Sunday, 16 April 2023

Hardening the Camlock cams

I need to harden the Camlock cams before I can consider this part of the job complete. There are 2 stages to this.

The first part involves heating up to >800C or so, then dunking in a bucket of water. A bright red heat would work here, although my propane torch is only just about up to the job. MAPP gas might have done better but it's no longer available.

They've oxidised a bit, not surprisingly, but hopefully I can pickle them clean again later. They should now be as hard as witches' tits but we don't actually want that here. The Chinesium Loeb hardness tester reckons about 47 HRC. These aren't 100% convincing devices but the result isn't completely silly.

The next stage is tempering them to a less extreme hardness, giving a less brittle result. Probably not critical but it's not a problem to do a slightly better job of it.

  • Faint-yellow – 176 °C (349 °F) – gravers, razors, scrapers
  • Light-straw – 205 °C (401 °F) – rock drills, reamers, metal-cutting saws
  • Dark-straw – 226 °C (439 °F) – scribers, planer blades
  • Brown – 260 °C (500 °F) – taps, dies, drill bits, hammers, cold chisels
  • Purple – 282 °C (540 °F) – surgical tools, punches, stone carving tools
  • Dark blue – 310 °C (590 °F) – screwdrivers, wrenches
  • Light blue – 337 °C (639 °F) – springs, wood-cutting saws
  • Grey-blue – 371 °C (700 °F) and higher – structural steel

The Samung fan oven claims to be able to get up to 250C, which would place the resulting temper somewhere in the hammer, chisel, tap, scriber and chisel blade territory. I guess that might work. My "Aldi Special" IR thermometer claims to work up to 380C, so it might give me an idea if the parts get anywhere near the claimed 250C.

So I'll bake them in the oven for a few hours once we've finished with it for the day - then dunk them in water again before pickling again. That will have to wait until next time....

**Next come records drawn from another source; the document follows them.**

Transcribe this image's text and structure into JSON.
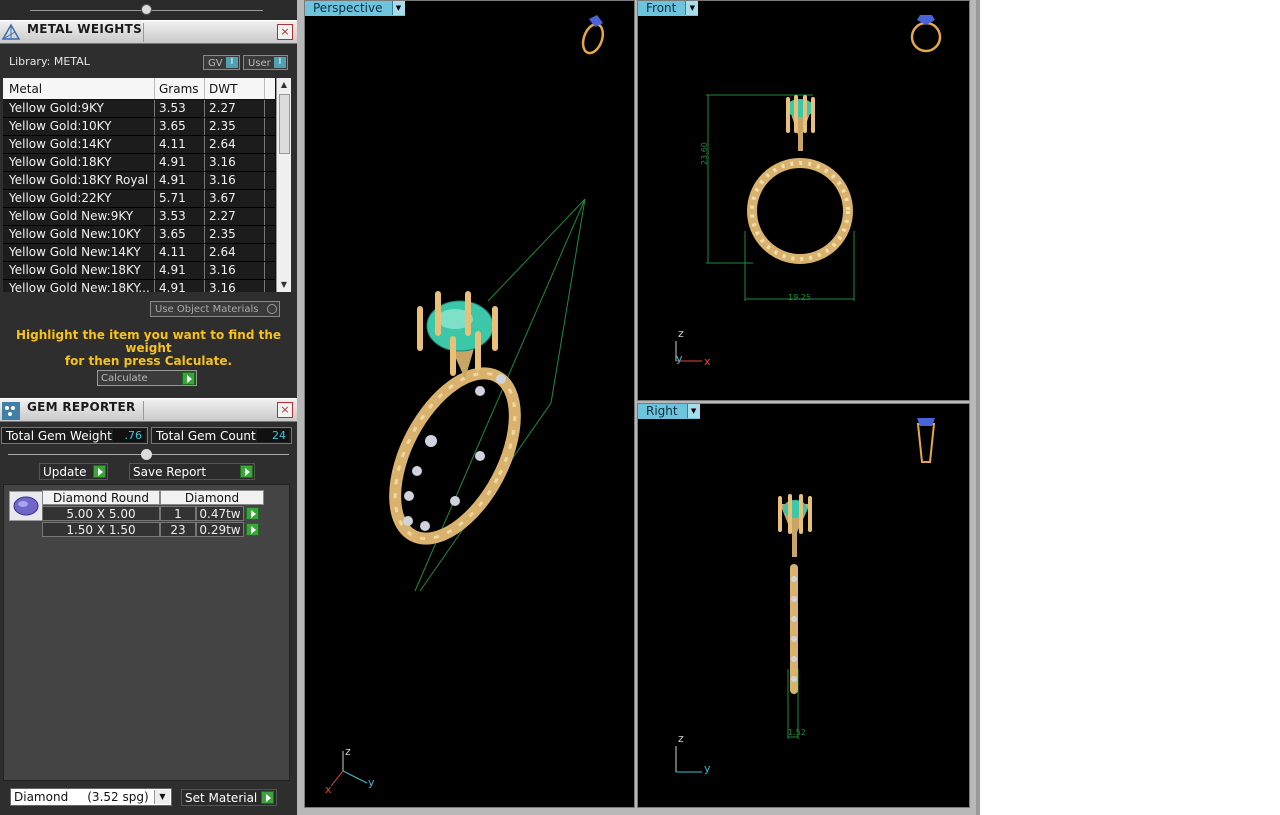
{
  "metal_panel": {
    "title": "METAL WEIGHTS",
    "library_label": "Library: METAL",
    "gv_label": "GV",
    "user_label": "User",
    "toggle_mark": "I",
    "close_glyph": "×",
    "columns": [
      "Metal",
      "Grams",
      "DWT"
    ],
    "rows": [
      [
        "Yellow Gold:9KY",
        "3.53",
        "2.27"
      ],
      [
        "Yellow Gold:10KY",
        "3.65",
        "2.35"
      ],
      [
        "Yellow Gold:14KY",
        "4.11",
        "2.64"
      ],
      [
        "Yellow Gold:18KY",
        "4.91",
        "3.16"
      ],
      [
        "Yellow Gold:18KY Royal",
        "4.91",
        "3.16"
      ],
      [
        "Yellow Gold:22KY",
        "5.71",
        "3.67"
      ],
      [
        "Yellow Gold New:9KY",
        "3.53",
        "2.27"
      ],
      [
        "Yellow Gold New:10KY",
        "3.65",
        "2.35"
      ],
      [
        "Yellow Gold New:14KY",
        "4.11",
        "2.64"
      ],
      [
        "Yellow Gold New:18KY",
        "4.91",
        "3.16"
      ],
      [
        "Yellow Gold New:18KY...",
        "4.91",
        "3.16"
      ]
    ],
    "use_object_materials_label": "Use Object Materials",
    "hint_line1": "Highlight the item you want to find the weight",
    "hint_line2": "for then press Calculate.",
    "calculate_label": "Calculate"
  },
  "gem_panel": {
    "title": "GEM REPORTER",
    "total_weight_label": "Total Gem Weight",
    "total_weight_value": ".76",
    "total_count_label": "Total Gem Count",
    "total_count_value": "24",
    "update_label": "Update",
    "save_report_label": "Save Report",
    "header": [
      "Diamond Round",
      "Diamond"
    ],
    "rows": [
      [
        "5.00 X 5.00",
        "1",
        "0.47tw"
      ],
      [
        "1.50 X 1.50",
        "23",
        "0.29tw"
      ]
    ]
  },
  "material_select": {
    "value": "Diamond     (3.52 spg)"
  },
  "set_material_label": "Set Material",
  "viewports": {
    "perspective": {
      "label": "Perspective"
    },
    "front": {
      "label": "Front",
      "dim_height": "23.60",
      "dim_width": "19.25"
    },
    "right": {
      "label": "Right",
      "dim_width": "1.52"
    }
  },
  "axes": {
    "x": "x",
    "y": "y",
    "z": "z"
  },
  "colors": {
    "accent": "#6ec3dd",
    "gold": "#e8c07a",
    "emerald": "#3cc7a8",
    "hint": "#f7c21b",
    "value": "#3fc7d8",
    "dimension": "#1f8a3a"
  }
}
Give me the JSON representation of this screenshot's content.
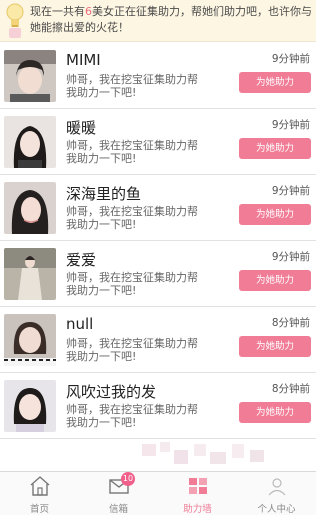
{
  "notice": {
    "part1": "现在一共有",
    "count": "6",
    "part2": "美女正在征集助力，帮她们助力吧，也许你与她能擦出爱的火花！"
  },
  "items": [
    {
      "name": "MIMI",
      "message": "帅哥，我在挖宝征集助力帮我助力一下吧!",
      "time": "9分钟前",
      "button": "为她助力"
    },
    {
      "name": "暖暖",
      "message": "帅哥，我在挖宝征集助力帮我助力一下吧!",
      "time": "9分钟前",
      "button": "为她助力"
    },
    {
      "name": "深海里的鱼",
      "message": "帅哥，我在挖宝征集助力帮我助力一下吧!",
      "time": "9分钟前",
      "button": "为她助力"
    },
    {
      "name": "爱爱",
      "message": "帅哥，我在挖宝征集助力帮我助力一下吧!",
      "time": "9分钟前",
      "button": "为她助力"
    },
    {
      "name": "null",
      "message": "帅哥，我在挖宝征集助力帮我助力一下吧!",
      "time": "8分钟前",
      "button": "为她助力"
    },
    {
      "name": "风吹过我的发",
      "message": "帅哥，我在挖宝征集助力帮我助力一下吧!",
      "time": "8分钟前",
      "button": "为她助力"
    }
  ],
  "tabbar": {
    "tabs": [
      {
        "label": "首页",
        "icon": "home-icon"
      },
      {
        "label": "信箱",
        "icon": "mail-icon",
        "badge": "10"
      },
      {
        "label": "助力墙",
        "icon": "wall-icon",
        "active": true
      },
      {
        "label": "个人中心",
        "icon": "user-icon"
      }
    ]
  },
  "colors": {
    "accent": "#f07c96",
    "notice_bg": "#fdf6e3",
    "highlight": "#f06a7d"
  }
}
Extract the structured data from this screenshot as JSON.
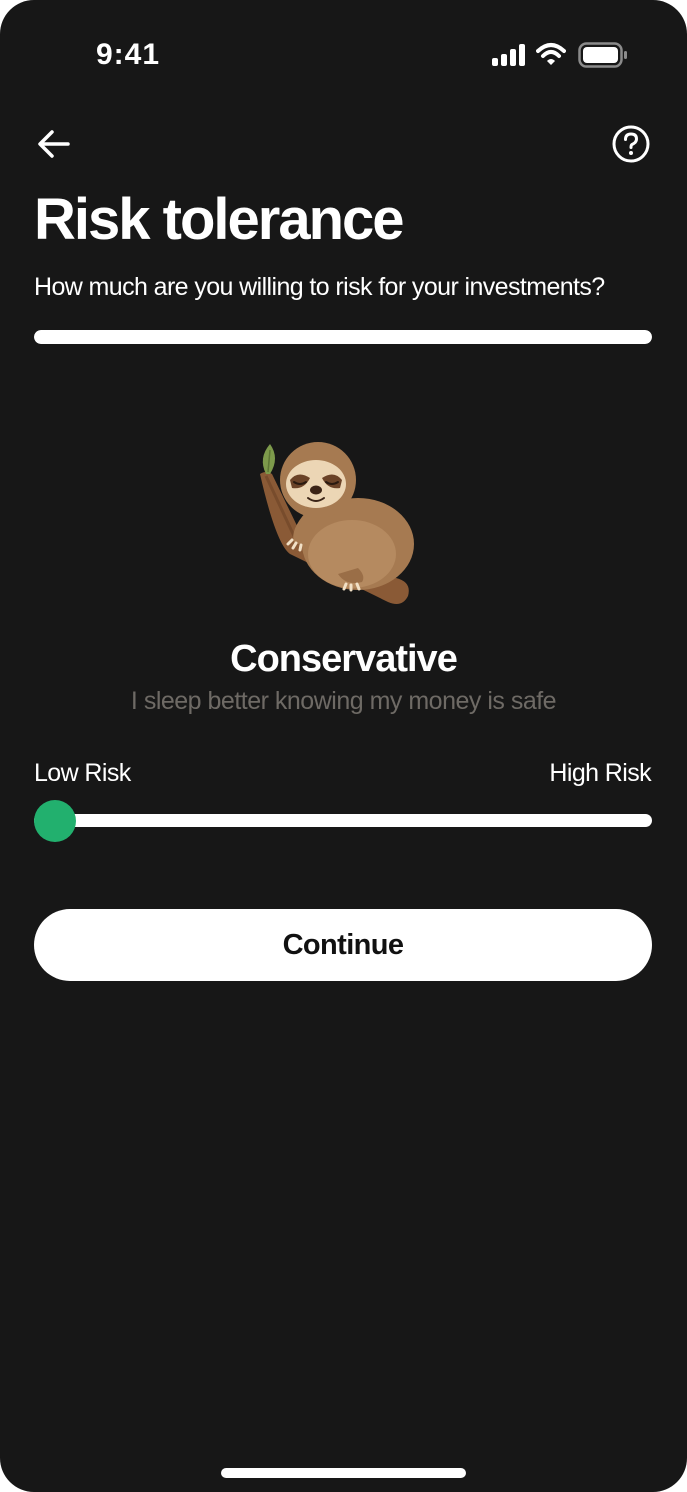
{
  "status_bar": {
    "time": "9:41",
    "icons": [
      "cellular-signal-icon",
      "wifi-icon",
      "battery-icon"
    ]
  },
  "nav": {
    "back_icon": "arrow-left-icon",
    "help_icon": "question-circle-icon"
  },
  "header": {
    "title": "Risk tolerance",
    "subtitle": "How much are you willing to risk for your investments?",
    "progress_fraction": 1.0
  },
  "risk_profile": {
    "mascot_icon": "sleeping-sloth-illustration",
    "level": "Conservative",
    "description": "I sleep better knowing my money is safe"
  },
  "slider": {
    "low_label": "Low Risk",
    "high_label": "High Risk",
    "value_fraction": 0.0
  },
  "actions": {
    "continue_label": "Continue"
  },
  "colors": {
    "background": "#171717",
    "accent_green": "#22b06e",
    "muted_text": "#6e6a65",
    "button_bg": "#ffffff"
  }
}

Sunday, 9 April 2023

Fuel pump adaptor - CAD and CAM - and swarf

The Stupid Fat Bloke allowed me to be talked into machining up an adaptor for him. Apparently it allows a different fuel pump to be fitted to a Land Rover diesel engine. No, nor me. 

First, draw up a CAD model from the sketch provided. Some mods made, to avoid tool changes (change fillet to chamfer) and a larger drill (I actually drilled 3mm through in the end).

Then some toolpaths. Roughing, followed by a finish.

Here's some 3/4" (~19mm) mystery stainless. Possibly 303, 304 or 316, who knows.

Get it set up in the tedious 4-jaw:

It's actually the centre drilled hole that matters in terms of concentricity, so have another go, Fatty.

And off we go, finally:

Didn't come out too badly:


Part it off:

Over to the Bantam for drilling, as I don't yet have a turret mounted drill chuck for the Tree.

Finished. No great amount of deburring attempted, as I ran out of time at this point.

I didn't actually check any dimensions after running the program but at least the 5mm diameter was close to spec. The 6mm, 9mm and 15mm diameters were slightly under by about 120um but hopefully they aren't critical.

Also it wasn't possible to achieve the radius on the nose, due to the need for tailstock support at the thin end.

Rust eater?

What? I've had to do some derusting on a variety of components recently and it seems to be an expensive and/or hazardous and/or labour i...